So the Davis-Monthan addition is a way for our public servants, the supervisors in this case, to pass a project that they know the people do not want. Well, it looks like we are going to get whatâ€™s good for us whether we like it or not.
The environmentalists are getting the obvious – choice chunks of land set aside through easements or outright purchases on someone elseâ€™s dime. No one has yet to explain to me how State Trust Land will be safer from development in the hands of the supervisors, than in a trust that was established as part of the enabling act of the State of Arizona. I suppose that, like a second marriage, open space bonds are a triumph of hope over experience.
What about the ranchers, you ask? Whatâ€™s in it for them? For the most part, in southern Arizona, ranching is more of a lifestyle than a going concern. With the threat of expanding development, the changing rules regarding State Trust land, there is little security for local ranchers. Would it not be wonderful if they could, say, sell a usage easement to Pima County, while at the same time the County purchases similar easements to adjacent State Trust Land? Why, these Hobby Ranchers could have their lifestyle in perpetuity, and a wad of cash to boot – enter the Bond Beast!
How about the developers? They are getting the short end of the stick, right? Well, not exactly. Aside from some whining from the Tucson Chamber of Commerce, the developers are keeping their guns holstered, because the Bond Beast serves them. Thatâ€™s right, if the plan goes through, Pima County will obtain a Section Ten Permit from the U.S. Fish and Wildlife Service which will provide many exemptions for the entire jurisdiction. No more environmental or endangered species problems. No more pesky spotted owl suits from the Southern Arizona Center for Biological Diversity – or anyone else for that matter. I do not know if Don Diamond smokes cigars, but if he does, he ought to smoke a genuine Cuban Cohiba if the Bond Beast prevails.
Goodness!

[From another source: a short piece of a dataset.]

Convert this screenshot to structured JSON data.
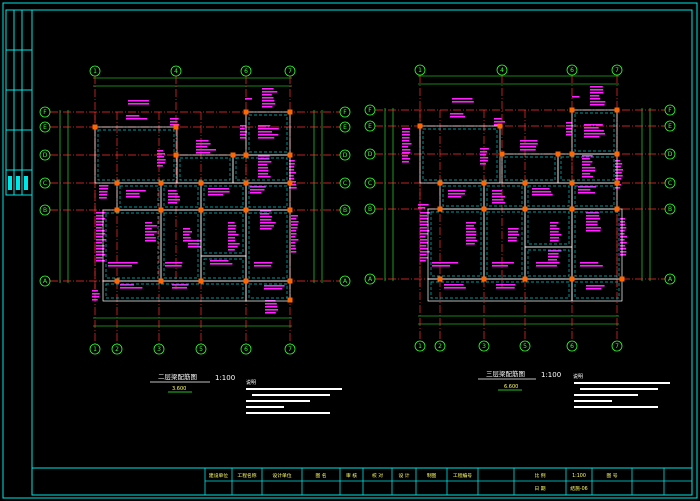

Whatever is a voter to do? One thing is for sure, if you believe that providing nice views for upper-middle class homeowners, subsidizing hobby ranchers, and clearing the way for developers fall in the realm of the duties of the Pima County Board of Supervisors, vote â€œYesâ€. If you believe that the supervisors are worthy of the massive control this Bond Beast will give them, control not seen in this country outside of Portland, Oregon, vote â€œYesâ€. However, if you are uncomfortable reaching into other peopleâ€™s pockets, if you believe that the supervisors are only human, if you have concerns over converting land from the private sector to government control; then send fifty bucks to the Nature Conservancy and vote â€œNoâ€. Tell the Pima County Board of Supervisors that you want them to stop concerning themselves with amassing power and control, and to start concerning themselves with transportation, and other basic services.